[Collection entries]
________

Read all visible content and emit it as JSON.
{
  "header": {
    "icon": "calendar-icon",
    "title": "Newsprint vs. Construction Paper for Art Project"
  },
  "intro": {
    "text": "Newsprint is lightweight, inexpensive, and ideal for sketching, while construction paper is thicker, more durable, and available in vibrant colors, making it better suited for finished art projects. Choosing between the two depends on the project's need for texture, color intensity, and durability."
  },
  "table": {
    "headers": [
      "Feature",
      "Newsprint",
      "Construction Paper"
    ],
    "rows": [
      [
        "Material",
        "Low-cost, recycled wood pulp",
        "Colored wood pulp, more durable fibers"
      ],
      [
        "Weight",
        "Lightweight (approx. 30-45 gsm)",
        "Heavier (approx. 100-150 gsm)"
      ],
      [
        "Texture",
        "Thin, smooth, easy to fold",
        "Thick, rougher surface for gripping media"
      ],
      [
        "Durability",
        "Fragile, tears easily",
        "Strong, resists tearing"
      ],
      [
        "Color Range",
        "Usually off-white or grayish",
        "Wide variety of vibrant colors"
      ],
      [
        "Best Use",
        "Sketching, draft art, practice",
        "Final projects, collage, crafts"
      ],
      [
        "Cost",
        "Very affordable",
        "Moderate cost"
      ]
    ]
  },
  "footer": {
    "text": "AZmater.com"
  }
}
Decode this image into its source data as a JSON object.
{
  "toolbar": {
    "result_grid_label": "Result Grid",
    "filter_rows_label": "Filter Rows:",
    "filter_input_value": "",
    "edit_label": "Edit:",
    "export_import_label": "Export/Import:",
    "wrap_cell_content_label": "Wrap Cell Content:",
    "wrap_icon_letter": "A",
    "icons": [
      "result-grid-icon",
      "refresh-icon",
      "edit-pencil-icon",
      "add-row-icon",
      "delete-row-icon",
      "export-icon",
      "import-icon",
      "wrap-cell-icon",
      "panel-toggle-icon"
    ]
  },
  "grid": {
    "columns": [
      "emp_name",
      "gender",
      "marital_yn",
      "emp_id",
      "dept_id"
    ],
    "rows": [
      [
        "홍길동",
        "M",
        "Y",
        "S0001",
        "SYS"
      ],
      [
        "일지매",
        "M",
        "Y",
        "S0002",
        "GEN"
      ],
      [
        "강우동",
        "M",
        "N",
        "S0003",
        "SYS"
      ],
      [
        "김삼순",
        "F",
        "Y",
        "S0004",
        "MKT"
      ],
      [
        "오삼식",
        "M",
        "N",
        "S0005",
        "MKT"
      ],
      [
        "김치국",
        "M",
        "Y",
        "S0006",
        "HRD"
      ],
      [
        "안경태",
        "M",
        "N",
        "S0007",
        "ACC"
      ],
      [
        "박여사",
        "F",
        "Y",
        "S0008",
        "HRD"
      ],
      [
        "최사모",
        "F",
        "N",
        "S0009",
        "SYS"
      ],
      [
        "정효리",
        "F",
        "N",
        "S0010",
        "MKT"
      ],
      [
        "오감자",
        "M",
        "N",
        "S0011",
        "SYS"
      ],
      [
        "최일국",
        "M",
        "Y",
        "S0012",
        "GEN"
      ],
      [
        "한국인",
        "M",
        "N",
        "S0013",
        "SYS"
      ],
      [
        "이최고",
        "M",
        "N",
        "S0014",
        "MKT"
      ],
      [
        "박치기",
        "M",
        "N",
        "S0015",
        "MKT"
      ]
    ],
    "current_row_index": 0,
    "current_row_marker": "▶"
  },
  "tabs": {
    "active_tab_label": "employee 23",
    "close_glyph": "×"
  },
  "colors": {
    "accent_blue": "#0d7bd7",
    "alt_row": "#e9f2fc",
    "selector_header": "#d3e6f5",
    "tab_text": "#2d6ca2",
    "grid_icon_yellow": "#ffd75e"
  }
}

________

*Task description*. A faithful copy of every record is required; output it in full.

*Problem solution*.
Read all visible content and emit it as JSON.
{
  "header": {
    "icon": "calendar-icon",
    "title": "Newsprint vs. Construction Paper for Art Project"
  },
  "intro": {
    "text": "Newsprint is lightweight, inexpensive, and ideal for sketching, while construction paper is thicker, more durable, and available in vibrant colors, making it better suited for finished art projects. Choosing between the two depends on the project's need for texture, color intensity, and durability."
  },
  "table": {
    "headers": [
      "Feature",
      "Newsprint",
      "Construction Paper"
    ],
    "rows": [
      [
        "Material",
        "Low-cost, recycled wood pulp",
        "Colored wood pulp, more durable fibers"
      ],
      [
        "Weight",
        "Lightweight (approx. 30-45 gsm)",
        "Heavier (approx. 100-150 gsm)"
      ],
      [
        "Texture",
        "Thin, smooth, easy to fold",
        "Thick, rougher surface for gripping media"
      ],
      [
        "Durability",
        "Fragile, tears easily",
        "Strong, resists tearing"
      ],
      [
        "Color Range",
        "Usually off-white or grayish",
        "Wide variety of vibrant colors"
      ],
      [
        "Best Use",
        "Sketching, draft art, practice",
        "Final projects, collage, crafts"
      ],
      [
        "Cost",
        "Very affordable",
        "Moderate cost"
      ]
    ]
  },
  "footer": {
    "text": "AZmater.com"
  }
}
Decode this image into its source data as a JSON object.
{
  "toolbar": {
    "result_grid_label": "Result Grid",
    "filter_rows_label": "Filter Rows:",
    "filter_input_value": "",
    "edit_label": "Edit:",
    "export_import_label": "Export/Import:",
    "wrap_cell_content_label": "Wrap Cell Content:",
    "wrap_icon_letter": "A",
    "icons": [
      "result-grid-icon",
      "refresh-icon",
      "edit-pencil-icon",
      "add-row-icon",
      "delete-row-icon",
      "export-icon",
      "import-icon",
      "wrap-cell-icon",
      "panel-toggle-icon"
    ]
  },
  "grid": {
    "columns": [
      "emp_name",
      "gender",
      "marital_yn",
      "emp_id",
      "dept_id"
    ],
    "rows": [
      [
        "홍길동",
        "M",
        "Y",
        "S0001",
        "SYS"
      ],
      [
        "일지매",
        "M",
        "Y",
        "S0002",
        "GEN"
      ],
      [
        "강우동",
        "M",
        "N",
        "S0003",
        "SYS"
      ],
      [
        "김삼순",
        "F",
        "Y",
        "S0004",
        "MKT"
      ],
      [
        "오삼식",
        "M",
        "N",
        "S0005",
        "MKT"
      ],
      [
        "김치국",
        "M",
        "Y",
        "S0006",
        "HRD"
      ],
      [
        "안경태",
        "M",
        "N",
        "S0007",
        "ACC"
      ],
      [
        "박여사",
        "F",
        "Y",
        "S0008",
        "HRD"
      ],
      [
        "최사모",
        "F",
        "N",
        "S0009",
        "SYS"
      ],
      [
        "정효리",
        "F",
        "N",
        "S0010",
        "MKT"
      ],
      [
        "오감자",
        "M",
        "N",
        "S0011",
        "SYS"
      ],
      [
        "최일국",
        "M",
        "Y",
        "S0012",
        "GEN"
      ],
      [
        "한국인",
        "M",
        "N",
        "S0013",
        "SYS"
      ],
      [
        "이최고",
        "M",
        "N",
        "S0014",
        "MKT"
      ],
      [
        "박치기",
        "M",
        "N",
        "S0015",
        "MKT"
      ]
    ],
    "current_row_index": 0,
    "current_row_marker": "▶"
  },
  "tabs": {
    "active_tab_label": "employee 23",
    "close_glyph": "×"
  },
  "colors": {
    "accent_blue": "#0d7bd7",
    "alt_row": "#e9f2fc",
    "selector_header": "#d3e6f5",
    "tab_text": "#2d6ca2",
    "grid_icon_yellow": "#ffd75e"
  }
}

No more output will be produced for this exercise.